This is how NOTCOT describes Stephanie’s work:”The maps visually represent the rhythm and structure of Kerouac’s literary space, creating works that are not only gorgeous from the point of view of graphic design, but also exhibit scientific rigor and precision in their formulation: meticulous scouring the surface of the text, highlighting and noting sentence length, prosody and themes, Posavec’s approach to the text is not unlike that of a surveyor. And similarly, the act is near reverential in its approach and the results are stunning graphical displays of the nature of the subject. The literary organism, rhythm textures and sentence drawings are truly gorgeous pieces.”

Saving travel cost by Net-Mapping before you go

No-Fly-ZoneSaving cost and reducing travel are a big thing at the World Bank at the moment – as in many organizations. So while it was always requested to do your homework before going on a scoping mission, now this homework really has to be much more in-depth, everything you can squeeze out of your desk (research), do squeeze… It has to produce tangible outputs and prepare you as best you can to use your brief and costly time in the field wisely.

So we will pilot using Net-Map for this, sitting down with the project leader (based in DC) and maybe one or two colleagues who know the country and the sector well and to help them draw a map of the stakeholder situation as they see it. This will be a 3-4 hour meeting in our office – no plane ticket involved – a day or two of rough data analysis and visualization, then sharing the results (highlighting pain points and open questions) with colleagues on the ground in an online discussion.

It’s not a replacement for going to the field but it will help us get an in-depth first impression of the politics involved, help the project leader and experts structure their knowledge and share it and have something concrete to start the discussion with the people on the ground.

I will share how it goes and am curious if you have tried simmilar approaches. If you have, how have you dealt with the possible bias of the central perspective? How have you made the results easily approachable for the people on the ground and avoided that the first map was seen as the gospel? How have you dealt with open questions and guesswork?

Network Mapping for personal development – a retreat for women

 

If you allow the wind to lift you up, you can fly (picture by Dan Markeye)

If you allow the wind to lift you up, you can fly (picture by Dan Markeye)

I have been exploring the power of Net-Map for personal development and happiness for a few years now. Because I am convinced: When it comes to living life fully, the network you are embedded in plays a great role, both supporting you and holding you back at times.

So, it is with a big smile on my face that I can announce: I have found two wonderful ladies who will take this to the next level with me and we will be offering our first personal development and network mapping retreat this fall.

Merianne Liteman

Merianne Liteman

Merianne Liteman is a seasoned facilitator, whose creative facilitation training changed my life (but that is a different story).

Paulina Escobar

Paulina Escobar

Paulina Escobar is a transformational life coach, who is most attuned to the energy in the room. And both of them are the cheerful, warm people who I was waiting to meet to make this retreat come true.
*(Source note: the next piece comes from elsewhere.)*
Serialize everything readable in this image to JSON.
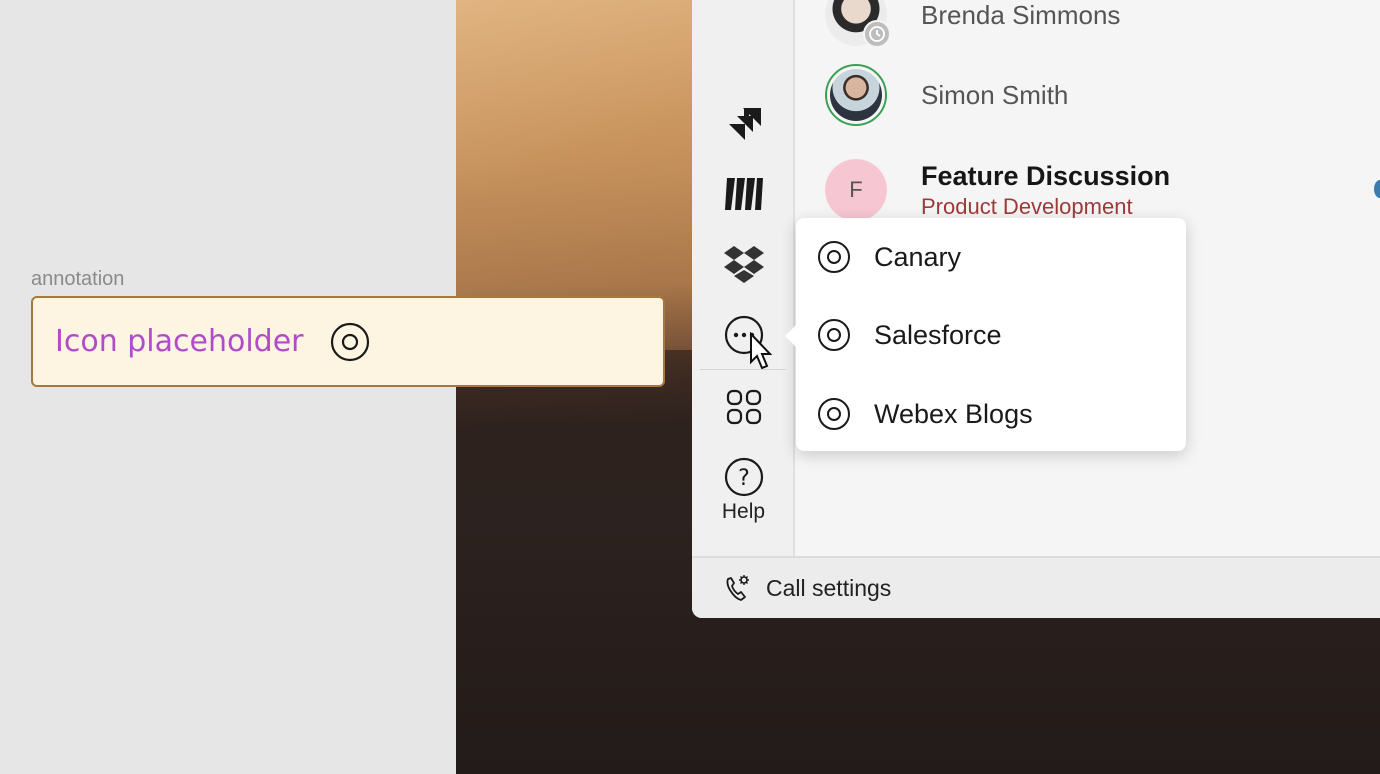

Participants will map out their personal development Net-Maps (ConnectionsMaps), explore their meaning and dig deeper with creative exercises, mind-body work, conversation and quiet introspection. This will prepare them for the next step of drawing a new map, charting their future path to healthier and more supportive networks.

We will hold this first retreat on October 24-26 at the Loyola Retreat Center in Baltimore, MD in a beautiful light-filled space. Please find more detail and sign up information here.